instruction, interpret student performance and evaluate their teaching
to help students reach understandings. (CSDE, 1999, p. 17)

I chose this section to examine because of the use of the word


“understandings” throughout it. As teachers we have to be careful how
we use the term “understand” as an evaluative assessment as alone it
is broad and vague. This section really addresses two different ideas.
First, the section assumes that teachers apply their knowledge of ways
students exemplify their understandings through various measures
when designing objectives and lesson plans. Additionally, part of
Section I also addresses the idea of students reaching their full
understandings. But this is where we need further definition of
“understandings.” Wiggins and McTighe (2005) assert, “Understanding
is about transfer, in other words. To be truly able requires the ability to
transfer what we have learned to new and sometimes confusing
settings” (p. 40). So, the Core implies what knowledge teachers should
be using in their curriculum design but as teachers how do we really
measure our students’ true understandings or measure transfers of
knowledge?

As teachers design and implement lesson plans and activities
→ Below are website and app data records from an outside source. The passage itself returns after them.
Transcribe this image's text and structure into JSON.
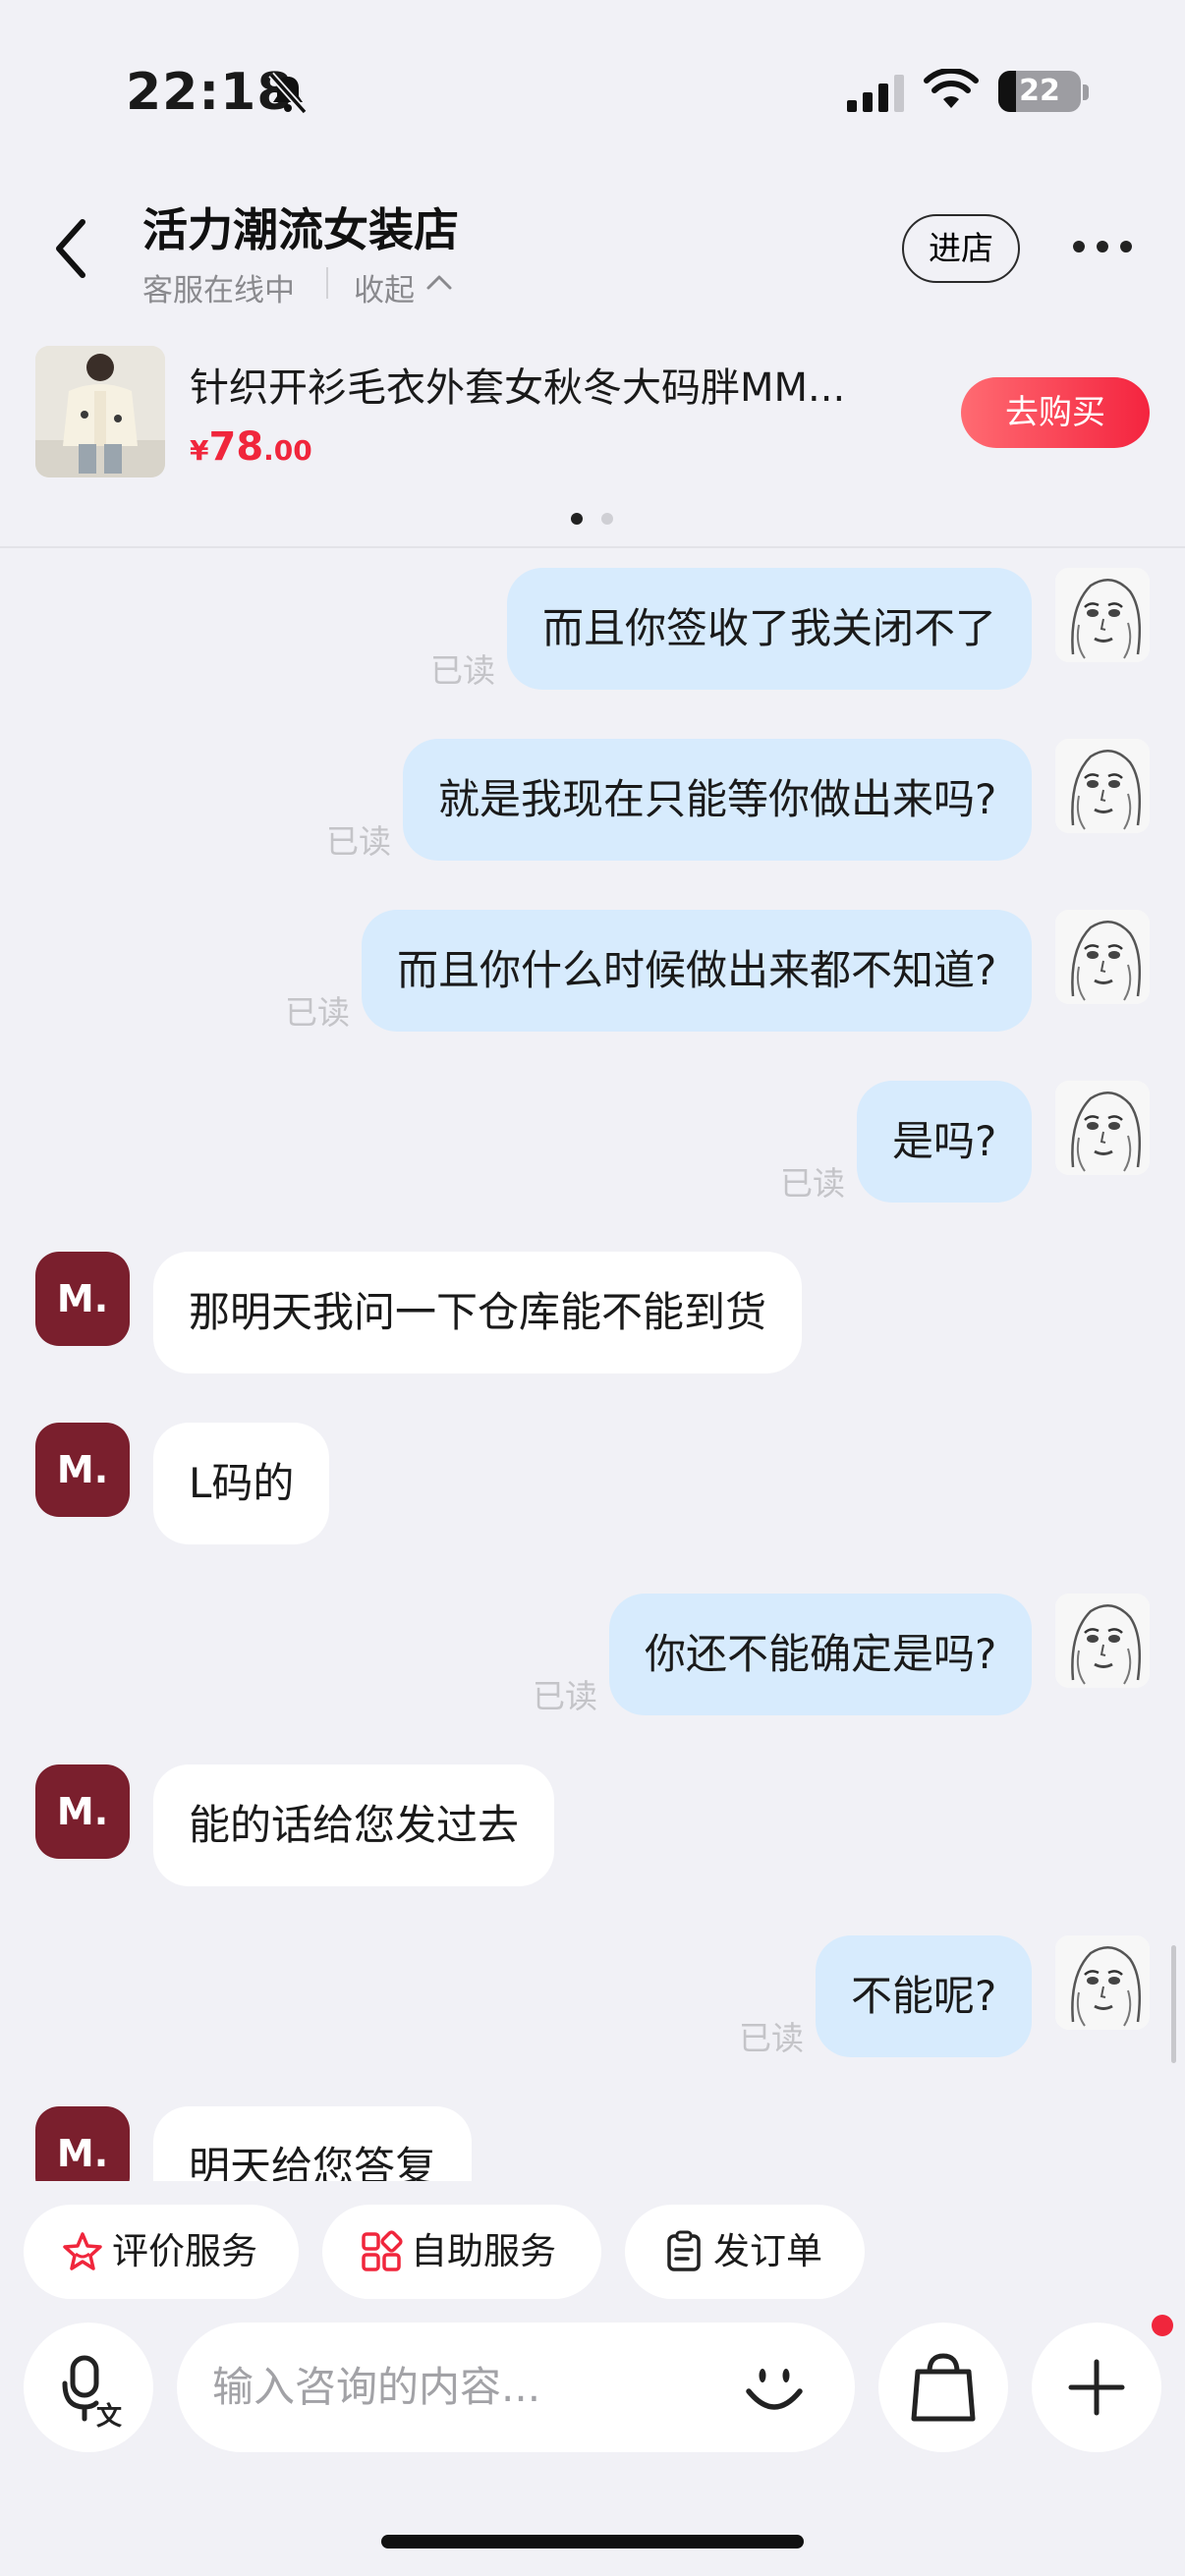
{
  "status_bar": {
    "time": "22:18",
    "battery": "22",
    "battery_level": 0.22
  },
  "header": {
    "title": "活力潮流女装店",
    "status": "客服在线中",
    "collapse_label": "收起",
    "enter_shop_label": "进店"
  },
  "product": {
    "title": "针织开衫毛衣外套女秋冬大码胖MM...",
    "price_currency": "¥",
    "price_int": "78",
    "price_dec": ".00",
    "buy_label": "去购买"
  },
  "read_label": "已读",
  "shop_avatar_text": "M.",
  "messages": [
    {
      "side": "out",
      "text": "而且你签收了我关闭不了"
    },
    {
      "side": "out",
      "text": "就是我现在只能等你做出来吗?"
    },
    {
      "side": "out",
      "text": "而且你什么时候做出来都不知道?"
    },
    {
      "side": "out",
      "text": "是吗?"
    },
    {
      "side": "in",
      "text": "那明天我问一下仓库能不能到货"
    },
    {
      "side": "in",
      "text": "L码的"
    },
    {
      "side": "out",
      "text": "你还不能确定是吗?"
    },
    {
      "side": "in",
      "text": "能的话给您发过去"
    },
    {
      "side": "out",
      "text": "不能呢?"
    },
    {
      "side": "in",
      "text": "明天给您答复"
    }
  ],
  "quick_actions": [
    {
      "label": "评价服务",
      "icon": "star-icon"
    },
    {
      "label": "自助服务",
      "icon": "grid-icon"
    },
    {
      "label": "发订单",
      "icon": "clipboard-icon"
    }
  ],
  "input": {
    "placeholder": "输入咨询的内容..."
  },
  "colors": {
    "accent": "#f0263c",
    "outgoing_bubble": "#d7ebfd",
    "shop_avatar": "#7a1f2d"
  }
}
based on goals and objectives, it is also important to acknowledge that
students may learn in different ways and may exemplify
“understanding” in different ways as well. The concept of
Differentiated Instruction can help guide teachers to adjust activities to
various types of learners and/or culture differentials. As a pre-service
high school English teacher, I feel that true understanding may begin
to be measured in various forms. As the Section I standard suggests, I,
as the teacher, am responsible to rely on my background and
knowledge to effectively assess my students’ understandings. This
assessment can happen informally through class discussions and group
work as well as formally through interpretation questions on tests and
paper assignments that ask students to analyze, explore, and transfer
their ideas in sometimes frightening but enlightening ways.

In conclusion, as teachers in Connecticut, we must continually


look back at the Connecticut Common Core of Teaching and assess our
own development. Only through trial and error can we really determine
the best ways to teach and evaluate. We will always be learning with
our students.

References

McTighe, Wiggins (2005). Understanding by design. Alexandria, VA:

ASCD Books.